Pictures are not part of the copy. Reproduce all the records exactly.
==== Data in this exercise
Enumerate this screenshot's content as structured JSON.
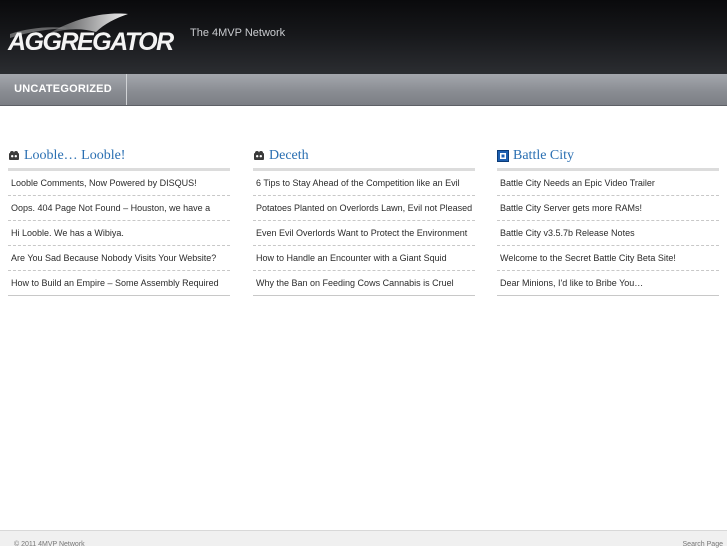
{
  "header": {
    "logo_text": "AGGREGATOR",
    "tagline": "The 4MVP Network"
  },
  "nav": {
    "items": [
      {
        "label": "UNCATEGORIZED"
      }
    ]
  },
  "columns": [
    {
      "title": "Looble… Looble!",
      "icon": "looble-favicon-icon",
      "posts": [
        "Looble Comments, Now Powered by DISQUS!",
        "Oops. 404 Page Not Found – Houston, we have a",
        "Hi Looble. We has a Wibiya.",
        "Are You Sad Because Nobody Visits Your Website?",
        "How to Build an Empire – Some Assembly Required"
      ]
    },
    {
      "title": "Deceth",
      "icon": "deceth-favicon-icon",
      "posts": [
        "6 Tips to Stay Ahead of the Competition like an Evil",
        "Potatoes Planted on Overlords Lawn, Evil not Pleased",
        "Even Evil Overlords Want to Protect the Environment",
        "How to Handle an Encounter with a Giant Squid",
        "Why the Ban on Feeding Cows Cannabis is Cruel"
      ]
    },
    {
      "title": "Battle City",
      "icon": "battle-city-favicon-icon",
      "posts": [
        "Battle City Needs an Epic Video Trailer",
        "Battle City Server gets more RAMs!",
        "Battle City v3.5.7b Release Notes",
        "Welcome to the Secret Battle City Beta Site!",
        "Dear Minions, I'd like to Bribe You…"
      ]
    }
  ],
  "footer": {
    "left": "© 2011 4MVP Network",
    "right": "Search Page"
  },
  "colors": {
    "link_blue": "#2a6fb2",
    "header_dark": "#16171a",
    "nav_gray": "#8a8d93"
  }
}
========
**Task output:**
Enumerate this screenshot's content as structured JSON.
{
  "header": {
    "logo_text": "AGGREGATOR",
    "tagline": "The 4MVP Network"
  },
  "nav": {
    "items": [
      {
        "label": "UNCATEGORIZED"
      }
    ]
  },
  "columns": [
    {
      "title": "Looble… Looble!",
      "icon": "looble-favicon-icon",
      "posts": [
        "Looble Comments, Now Powered by DISQUS!",
        "Oops. 404 Page Not Found – Houston, we have a",
        "Hi Looble. We has a Wibiya.",
        "Are You Sad Because Nobody Visits Your Website?",
        "How to Build an Empire – Some Assembly Required"
      ]
    },
    {
      "title": "Deceth",
      "icon": "deceth-favicon-icon",
      "posts": [
        "6 Tips to Stay Ahead of the Competition like an Evil",
        "Potatoes Planted on Overlords Lawn, Evil not Pleased",
        "Even Evil Overlords Want to Protect the Environment",
        "How to Handle an Encounter with a Giant Squid",
        "Why the Ban on Feeding Cows Cannabis is Cruel"
      ]
    },
    {
      "title": "Battle City",
      "icon": "battle-city-favicon-icon",
      "posts": [
        "Battle City Needs an Epic Video Trailer",
        "Battle City Server gets more RAMs!",
        "Battle City v3.5.7b Release Notes",
        "Welcome to the Secret Battle City Beta Site!",
        "Dear Minions, I'd like to Bribe You…"
      ]
    }
  ],
  "footer": {
    "left": "© 2011 4MVP Network",
    "right": "Search Page"
  },
  "colors": {
    "link_blue": "#2a6fb2",
    "header_dark": "#16171a",
    "nav_gray": "#8a8d93"
  }
}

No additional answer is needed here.